### Available data
★ ★ ★

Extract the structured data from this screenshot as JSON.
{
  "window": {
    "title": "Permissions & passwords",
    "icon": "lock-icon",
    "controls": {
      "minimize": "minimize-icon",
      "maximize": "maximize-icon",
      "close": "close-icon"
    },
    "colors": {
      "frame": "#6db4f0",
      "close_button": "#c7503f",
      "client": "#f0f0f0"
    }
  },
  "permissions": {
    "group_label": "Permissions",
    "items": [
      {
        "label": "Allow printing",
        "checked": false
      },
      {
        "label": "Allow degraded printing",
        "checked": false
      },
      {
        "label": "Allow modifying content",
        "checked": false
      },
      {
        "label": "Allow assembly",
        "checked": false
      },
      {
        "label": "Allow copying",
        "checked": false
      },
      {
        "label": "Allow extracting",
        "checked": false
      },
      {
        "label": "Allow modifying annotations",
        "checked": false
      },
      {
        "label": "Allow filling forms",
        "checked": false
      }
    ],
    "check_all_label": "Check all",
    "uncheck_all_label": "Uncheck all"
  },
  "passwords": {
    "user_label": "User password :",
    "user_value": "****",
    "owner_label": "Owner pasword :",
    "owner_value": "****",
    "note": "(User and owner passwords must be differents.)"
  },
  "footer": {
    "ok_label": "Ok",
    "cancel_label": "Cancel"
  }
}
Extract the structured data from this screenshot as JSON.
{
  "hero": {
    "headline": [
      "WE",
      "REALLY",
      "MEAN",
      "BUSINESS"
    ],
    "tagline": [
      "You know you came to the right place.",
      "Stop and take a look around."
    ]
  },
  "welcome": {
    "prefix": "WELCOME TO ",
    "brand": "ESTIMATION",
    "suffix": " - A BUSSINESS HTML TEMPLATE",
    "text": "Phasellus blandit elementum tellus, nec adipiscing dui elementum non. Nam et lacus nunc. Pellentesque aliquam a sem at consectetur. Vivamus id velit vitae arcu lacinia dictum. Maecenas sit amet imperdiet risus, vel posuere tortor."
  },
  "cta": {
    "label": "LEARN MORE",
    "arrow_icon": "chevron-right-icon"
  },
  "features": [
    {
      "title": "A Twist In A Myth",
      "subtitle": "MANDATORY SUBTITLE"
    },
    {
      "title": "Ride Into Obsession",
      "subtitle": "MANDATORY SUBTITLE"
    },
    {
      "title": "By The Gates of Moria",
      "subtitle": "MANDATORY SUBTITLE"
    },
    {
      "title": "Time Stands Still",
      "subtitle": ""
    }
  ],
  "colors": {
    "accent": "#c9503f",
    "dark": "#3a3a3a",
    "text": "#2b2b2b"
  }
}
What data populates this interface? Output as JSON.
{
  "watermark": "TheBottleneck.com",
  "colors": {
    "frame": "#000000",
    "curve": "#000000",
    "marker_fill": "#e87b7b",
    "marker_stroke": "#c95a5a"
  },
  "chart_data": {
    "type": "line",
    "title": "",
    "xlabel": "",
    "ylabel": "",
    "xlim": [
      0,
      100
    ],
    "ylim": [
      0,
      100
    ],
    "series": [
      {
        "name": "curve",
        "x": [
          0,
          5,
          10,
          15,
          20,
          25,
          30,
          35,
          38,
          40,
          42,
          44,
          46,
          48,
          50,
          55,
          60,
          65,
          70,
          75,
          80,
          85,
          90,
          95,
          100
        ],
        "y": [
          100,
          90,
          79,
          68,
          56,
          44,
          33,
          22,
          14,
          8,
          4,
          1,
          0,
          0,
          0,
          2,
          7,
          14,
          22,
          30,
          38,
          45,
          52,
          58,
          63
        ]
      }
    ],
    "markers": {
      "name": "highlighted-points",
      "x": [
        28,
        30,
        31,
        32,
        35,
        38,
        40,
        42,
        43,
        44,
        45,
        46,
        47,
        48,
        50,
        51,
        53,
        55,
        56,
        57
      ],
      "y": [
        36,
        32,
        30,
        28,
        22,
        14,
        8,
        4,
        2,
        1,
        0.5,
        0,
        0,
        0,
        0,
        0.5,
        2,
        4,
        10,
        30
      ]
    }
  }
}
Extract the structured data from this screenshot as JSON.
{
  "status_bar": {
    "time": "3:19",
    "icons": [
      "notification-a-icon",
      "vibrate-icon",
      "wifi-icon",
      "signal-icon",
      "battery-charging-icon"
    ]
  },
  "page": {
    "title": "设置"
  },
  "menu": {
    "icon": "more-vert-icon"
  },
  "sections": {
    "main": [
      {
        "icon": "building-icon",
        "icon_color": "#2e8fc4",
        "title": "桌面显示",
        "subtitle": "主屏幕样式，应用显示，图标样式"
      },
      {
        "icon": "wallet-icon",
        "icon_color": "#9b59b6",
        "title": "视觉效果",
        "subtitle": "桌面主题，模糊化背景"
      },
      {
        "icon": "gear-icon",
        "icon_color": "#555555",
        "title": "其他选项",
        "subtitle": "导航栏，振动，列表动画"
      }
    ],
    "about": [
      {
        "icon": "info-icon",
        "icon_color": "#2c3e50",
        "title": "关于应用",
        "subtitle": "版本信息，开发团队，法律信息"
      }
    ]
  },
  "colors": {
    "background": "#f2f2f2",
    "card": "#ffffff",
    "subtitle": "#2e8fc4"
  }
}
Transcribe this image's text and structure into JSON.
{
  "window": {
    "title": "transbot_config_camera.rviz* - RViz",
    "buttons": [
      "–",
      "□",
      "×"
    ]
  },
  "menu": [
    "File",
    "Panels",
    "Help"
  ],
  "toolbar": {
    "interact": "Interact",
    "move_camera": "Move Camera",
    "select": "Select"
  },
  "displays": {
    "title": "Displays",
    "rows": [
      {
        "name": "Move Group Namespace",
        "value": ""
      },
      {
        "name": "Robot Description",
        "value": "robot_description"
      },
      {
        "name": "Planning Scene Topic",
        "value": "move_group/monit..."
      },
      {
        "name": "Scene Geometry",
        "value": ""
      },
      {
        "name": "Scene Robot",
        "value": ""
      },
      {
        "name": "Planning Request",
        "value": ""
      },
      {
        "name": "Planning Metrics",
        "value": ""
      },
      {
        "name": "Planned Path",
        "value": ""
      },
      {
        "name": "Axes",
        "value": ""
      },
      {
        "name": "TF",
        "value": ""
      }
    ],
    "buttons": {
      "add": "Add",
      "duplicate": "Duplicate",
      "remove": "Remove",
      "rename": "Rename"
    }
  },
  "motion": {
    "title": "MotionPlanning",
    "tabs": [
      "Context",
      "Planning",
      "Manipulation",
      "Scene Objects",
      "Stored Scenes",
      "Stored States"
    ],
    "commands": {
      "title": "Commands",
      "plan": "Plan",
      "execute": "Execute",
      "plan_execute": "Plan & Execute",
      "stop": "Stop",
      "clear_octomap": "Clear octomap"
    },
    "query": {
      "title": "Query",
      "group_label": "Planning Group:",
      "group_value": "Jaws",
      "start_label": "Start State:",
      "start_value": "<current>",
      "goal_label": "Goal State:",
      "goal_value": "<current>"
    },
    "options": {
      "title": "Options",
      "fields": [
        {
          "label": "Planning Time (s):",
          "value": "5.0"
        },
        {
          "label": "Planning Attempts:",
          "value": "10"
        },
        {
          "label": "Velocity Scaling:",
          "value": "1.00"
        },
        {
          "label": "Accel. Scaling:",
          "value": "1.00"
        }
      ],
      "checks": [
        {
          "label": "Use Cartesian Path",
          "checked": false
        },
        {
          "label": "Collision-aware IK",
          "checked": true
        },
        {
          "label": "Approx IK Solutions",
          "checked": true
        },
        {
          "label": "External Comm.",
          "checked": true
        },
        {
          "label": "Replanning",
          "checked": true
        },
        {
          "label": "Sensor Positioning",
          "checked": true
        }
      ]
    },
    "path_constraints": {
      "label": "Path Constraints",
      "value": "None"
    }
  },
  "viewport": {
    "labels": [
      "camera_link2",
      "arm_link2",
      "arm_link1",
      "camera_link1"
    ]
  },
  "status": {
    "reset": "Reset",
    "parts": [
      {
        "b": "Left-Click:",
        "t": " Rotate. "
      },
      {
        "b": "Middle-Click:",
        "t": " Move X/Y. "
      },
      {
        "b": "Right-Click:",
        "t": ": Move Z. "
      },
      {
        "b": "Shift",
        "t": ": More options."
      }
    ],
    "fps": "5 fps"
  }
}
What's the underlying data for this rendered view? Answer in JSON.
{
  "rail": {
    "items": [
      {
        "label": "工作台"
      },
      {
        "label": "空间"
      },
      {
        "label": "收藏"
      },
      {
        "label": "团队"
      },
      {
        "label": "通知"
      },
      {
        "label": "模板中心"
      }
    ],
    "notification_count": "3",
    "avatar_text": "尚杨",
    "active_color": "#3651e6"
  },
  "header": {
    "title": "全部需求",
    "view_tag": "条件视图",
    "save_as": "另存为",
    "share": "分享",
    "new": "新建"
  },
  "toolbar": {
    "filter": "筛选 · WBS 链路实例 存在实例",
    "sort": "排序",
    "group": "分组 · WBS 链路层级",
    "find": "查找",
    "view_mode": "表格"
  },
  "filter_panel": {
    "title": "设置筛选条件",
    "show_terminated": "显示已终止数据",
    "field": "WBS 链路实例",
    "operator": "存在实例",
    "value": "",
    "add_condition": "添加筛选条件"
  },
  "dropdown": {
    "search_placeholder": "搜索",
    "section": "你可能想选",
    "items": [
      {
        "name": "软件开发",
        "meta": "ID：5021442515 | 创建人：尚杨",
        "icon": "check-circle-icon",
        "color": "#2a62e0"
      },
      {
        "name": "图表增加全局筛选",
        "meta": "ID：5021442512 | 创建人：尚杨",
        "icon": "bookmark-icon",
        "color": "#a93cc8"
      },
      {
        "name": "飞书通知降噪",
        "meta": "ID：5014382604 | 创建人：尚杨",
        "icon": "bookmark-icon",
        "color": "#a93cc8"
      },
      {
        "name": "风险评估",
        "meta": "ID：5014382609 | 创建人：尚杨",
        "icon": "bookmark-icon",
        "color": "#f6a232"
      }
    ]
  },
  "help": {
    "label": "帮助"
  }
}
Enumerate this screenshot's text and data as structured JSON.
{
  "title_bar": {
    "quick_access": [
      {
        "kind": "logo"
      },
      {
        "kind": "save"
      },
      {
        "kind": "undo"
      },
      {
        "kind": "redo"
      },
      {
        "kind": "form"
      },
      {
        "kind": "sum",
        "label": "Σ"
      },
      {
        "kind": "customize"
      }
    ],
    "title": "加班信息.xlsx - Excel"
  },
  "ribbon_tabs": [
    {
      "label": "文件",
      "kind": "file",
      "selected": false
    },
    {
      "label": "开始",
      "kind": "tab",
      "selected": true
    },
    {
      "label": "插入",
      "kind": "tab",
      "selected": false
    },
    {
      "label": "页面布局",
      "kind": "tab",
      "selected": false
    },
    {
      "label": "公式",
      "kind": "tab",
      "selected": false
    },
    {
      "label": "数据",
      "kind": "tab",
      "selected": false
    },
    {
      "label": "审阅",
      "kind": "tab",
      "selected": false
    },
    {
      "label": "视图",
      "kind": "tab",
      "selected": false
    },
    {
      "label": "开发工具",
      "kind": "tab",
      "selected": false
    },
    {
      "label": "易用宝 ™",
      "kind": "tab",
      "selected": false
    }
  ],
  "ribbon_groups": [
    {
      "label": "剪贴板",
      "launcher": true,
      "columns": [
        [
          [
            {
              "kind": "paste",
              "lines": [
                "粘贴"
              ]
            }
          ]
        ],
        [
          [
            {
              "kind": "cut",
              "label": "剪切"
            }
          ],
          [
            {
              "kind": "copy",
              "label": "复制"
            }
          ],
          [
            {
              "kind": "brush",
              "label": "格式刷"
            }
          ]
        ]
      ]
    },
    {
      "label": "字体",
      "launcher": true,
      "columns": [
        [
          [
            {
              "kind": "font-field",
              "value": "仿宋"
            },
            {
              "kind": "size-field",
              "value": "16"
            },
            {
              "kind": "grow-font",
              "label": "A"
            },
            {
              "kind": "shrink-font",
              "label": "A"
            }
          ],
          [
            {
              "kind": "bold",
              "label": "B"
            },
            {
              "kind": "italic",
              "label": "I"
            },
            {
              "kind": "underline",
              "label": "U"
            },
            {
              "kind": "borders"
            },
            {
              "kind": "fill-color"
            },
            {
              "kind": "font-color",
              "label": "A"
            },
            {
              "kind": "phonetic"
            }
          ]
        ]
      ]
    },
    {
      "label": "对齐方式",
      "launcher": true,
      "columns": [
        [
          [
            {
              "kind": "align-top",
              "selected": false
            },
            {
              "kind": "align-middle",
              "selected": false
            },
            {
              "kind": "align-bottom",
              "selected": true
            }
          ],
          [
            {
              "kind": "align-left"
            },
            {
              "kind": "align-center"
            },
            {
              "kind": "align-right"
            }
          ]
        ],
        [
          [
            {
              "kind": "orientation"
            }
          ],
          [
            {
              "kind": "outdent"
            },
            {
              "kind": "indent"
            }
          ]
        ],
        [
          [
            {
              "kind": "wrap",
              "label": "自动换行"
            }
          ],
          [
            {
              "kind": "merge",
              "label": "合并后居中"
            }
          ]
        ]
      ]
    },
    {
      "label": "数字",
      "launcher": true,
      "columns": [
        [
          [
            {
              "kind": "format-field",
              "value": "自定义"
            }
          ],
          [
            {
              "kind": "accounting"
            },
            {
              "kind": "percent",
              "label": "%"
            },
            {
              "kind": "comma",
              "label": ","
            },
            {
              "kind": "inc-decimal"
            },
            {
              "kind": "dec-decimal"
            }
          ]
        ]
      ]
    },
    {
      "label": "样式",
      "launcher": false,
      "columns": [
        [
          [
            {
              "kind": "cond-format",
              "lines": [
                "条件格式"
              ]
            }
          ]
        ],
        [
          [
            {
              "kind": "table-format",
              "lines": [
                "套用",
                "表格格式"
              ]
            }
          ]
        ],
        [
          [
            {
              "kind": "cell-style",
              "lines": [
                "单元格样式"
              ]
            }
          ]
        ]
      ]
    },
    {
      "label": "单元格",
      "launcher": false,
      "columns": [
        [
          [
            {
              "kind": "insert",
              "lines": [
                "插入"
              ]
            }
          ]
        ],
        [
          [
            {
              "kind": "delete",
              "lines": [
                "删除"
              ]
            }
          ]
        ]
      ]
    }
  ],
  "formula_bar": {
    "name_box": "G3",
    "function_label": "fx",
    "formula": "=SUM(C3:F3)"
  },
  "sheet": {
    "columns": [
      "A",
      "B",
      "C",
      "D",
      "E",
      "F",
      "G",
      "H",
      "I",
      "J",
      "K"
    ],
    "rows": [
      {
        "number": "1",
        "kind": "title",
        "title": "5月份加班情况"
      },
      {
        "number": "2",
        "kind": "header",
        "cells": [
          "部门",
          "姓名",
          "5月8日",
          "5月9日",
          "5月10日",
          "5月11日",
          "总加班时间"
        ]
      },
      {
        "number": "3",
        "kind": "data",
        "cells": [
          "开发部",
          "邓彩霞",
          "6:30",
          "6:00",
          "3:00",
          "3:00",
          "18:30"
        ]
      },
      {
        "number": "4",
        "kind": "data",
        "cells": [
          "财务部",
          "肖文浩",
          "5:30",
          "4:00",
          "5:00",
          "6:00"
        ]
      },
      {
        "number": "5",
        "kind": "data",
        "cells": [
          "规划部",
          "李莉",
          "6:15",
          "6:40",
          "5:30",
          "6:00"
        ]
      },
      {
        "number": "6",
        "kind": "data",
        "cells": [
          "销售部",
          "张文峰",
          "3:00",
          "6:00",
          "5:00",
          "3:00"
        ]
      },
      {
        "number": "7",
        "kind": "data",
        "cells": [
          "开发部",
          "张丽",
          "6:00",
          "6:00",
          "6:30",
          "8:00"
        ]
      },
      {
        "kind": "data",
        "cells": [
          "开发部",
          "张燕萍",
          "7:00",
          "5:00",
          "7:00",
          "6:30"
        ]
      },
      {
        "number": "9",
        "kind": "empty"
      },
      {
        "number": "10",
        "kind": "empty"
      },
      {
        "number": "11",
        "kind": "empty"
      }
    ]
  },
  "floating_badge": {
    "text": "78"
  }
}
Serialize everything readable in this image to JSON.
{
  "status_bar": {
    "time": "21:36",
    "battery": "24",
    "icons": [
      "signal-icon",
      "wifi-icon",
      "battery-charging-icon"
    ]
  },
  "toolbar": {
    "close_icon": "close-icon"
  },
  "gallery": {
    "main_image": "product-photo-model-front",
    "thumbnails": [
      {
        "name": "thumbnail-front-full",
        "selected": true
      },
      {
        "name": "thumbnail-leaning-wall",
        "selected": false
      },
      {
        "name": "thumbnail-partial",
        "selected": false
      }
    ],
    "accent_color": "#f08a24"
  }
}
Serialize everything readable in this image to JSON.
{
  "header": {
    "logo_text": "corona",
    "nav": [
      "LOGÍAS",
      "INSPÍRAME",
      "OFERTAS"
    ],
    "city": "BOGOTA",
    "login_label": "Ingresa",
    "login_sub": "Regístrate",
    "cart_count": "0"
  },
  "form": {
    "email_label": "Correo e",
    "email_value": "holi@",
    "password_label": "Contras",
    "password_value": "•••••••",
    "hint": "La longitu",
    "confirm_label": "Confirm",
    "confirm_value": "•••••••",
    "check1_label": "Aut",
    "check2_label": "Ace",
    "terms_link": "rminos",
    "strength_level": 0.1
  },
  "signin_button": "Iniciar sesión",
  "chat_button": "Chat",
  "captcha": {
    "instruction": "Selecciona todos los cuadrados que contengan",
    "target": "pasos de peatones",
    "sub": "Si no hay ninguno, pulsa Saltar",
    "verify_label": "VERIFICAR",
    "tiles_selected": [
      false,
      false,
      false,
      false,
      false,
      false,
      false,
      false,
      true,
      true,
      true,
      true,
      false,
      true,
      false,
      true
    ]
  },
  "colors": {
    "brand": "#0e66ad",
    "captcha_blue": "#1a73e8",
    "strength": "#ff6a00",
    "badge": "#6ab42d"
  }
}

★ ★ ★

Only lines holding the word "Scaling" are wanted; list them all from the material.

          "label": "Velocity Scaling:",
          "label": "Accel. Scaling:",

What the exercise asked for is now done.